In their LGBT Action Plan, the Government Equalities Office committed to working with ONS and the GSS to develop monitoring standards for sexual orientation and gender identity for use across central government.
|Publish an initial harmonised question for gender identity, and guidance for its use, by March 2020.
This will be followed by further work to monitor implementation and suitability, and to develop guidance and harmonised questions appropriate to the range of circumstances and modes required by government departments for surveys and monitoring.
|Cultural identity||Working with UK Censuses and Cabinet Office Race Disparity Unit to ensure newly developed questions on ethnicity are adopted across government, including in key administrative data sources.
Ensure that recommendations for measuring cultural background reflect changes in the characteristics and perceptions of the UK’s population.
|The Women and Equalities Select Committee recommended that ethnicity data are collected consistently across government, as well as this being a key area of public interest.
New research for the 2021 Censuses will inform how data on ethnicity, national identity, and religion are collected.
|Develop improved guidance to accompany the harmonised questions for ethnic group, national identify, and religion and encourage use across the GSS by September 2019.
Once the content of the Censuses have been finalised, the GSS Harmonisation Team will consult with key stakeholders across the GSS to understand the impact of updating the harmonised questions and guidance.
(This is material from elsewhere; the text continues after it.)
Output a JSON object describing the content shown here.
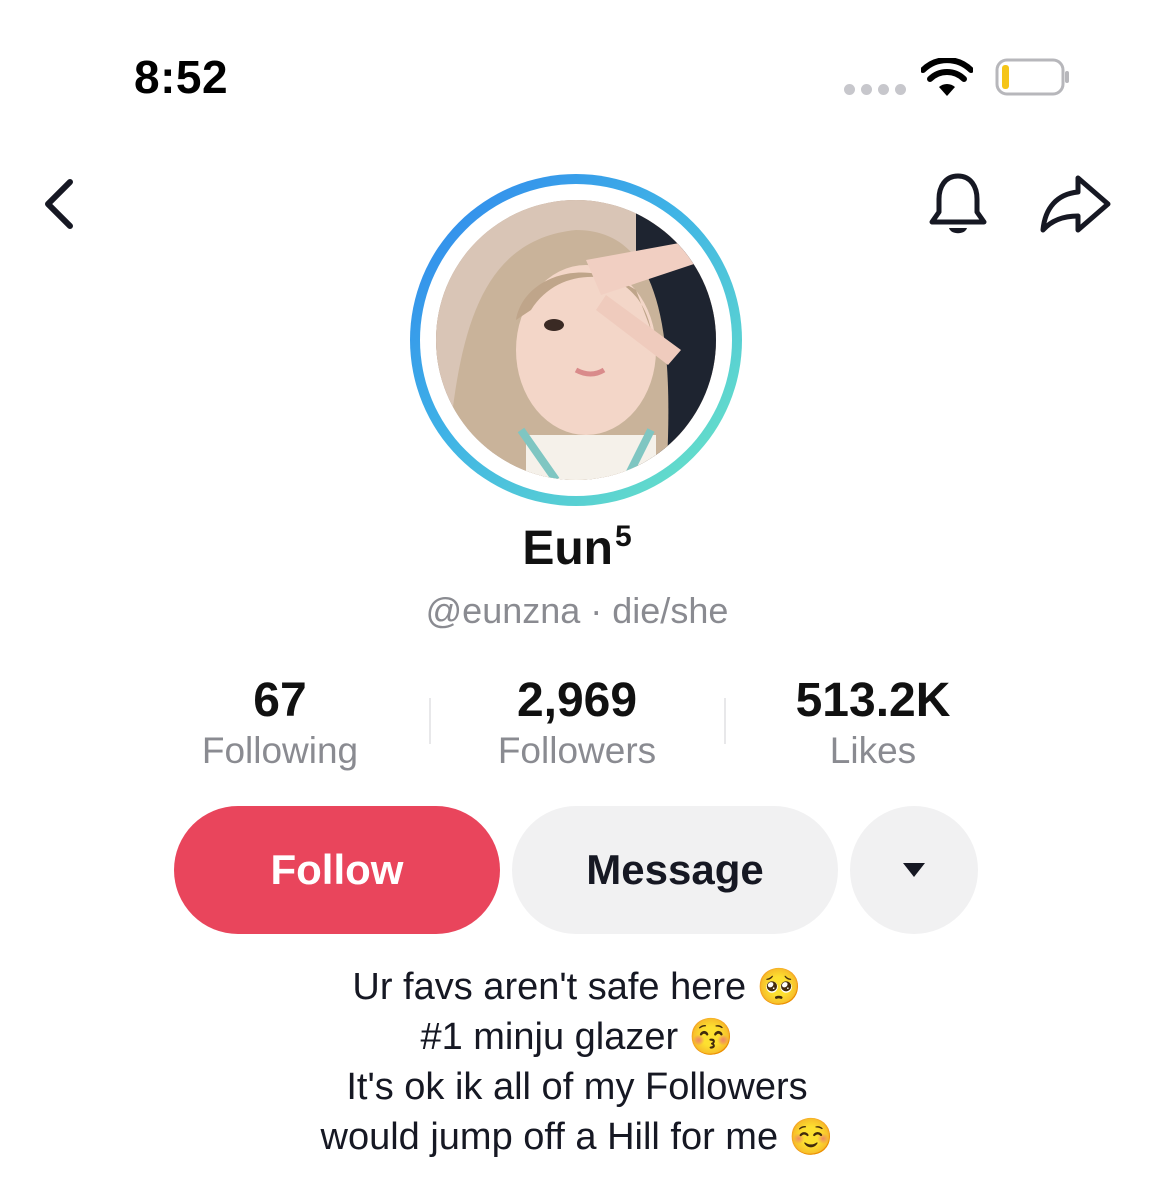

|Internet access||New questions on internet access have been developed and will be tested to ensure they are fit for purpose.||Changing public use of the internet leads to new demands for how this is measured.||Test and publish harmonised standards by October 2019.|
|Demographics including qualifications||Update harmonised questions in light of recent research and consultation with key stakeholders from across government including the devolved administrations.||These data are collected by surveys and services across government so it is vital that it is done consistently and in line with best practice.||Review and publish new questions by March 2020.|
This guidance is reviewed every two years.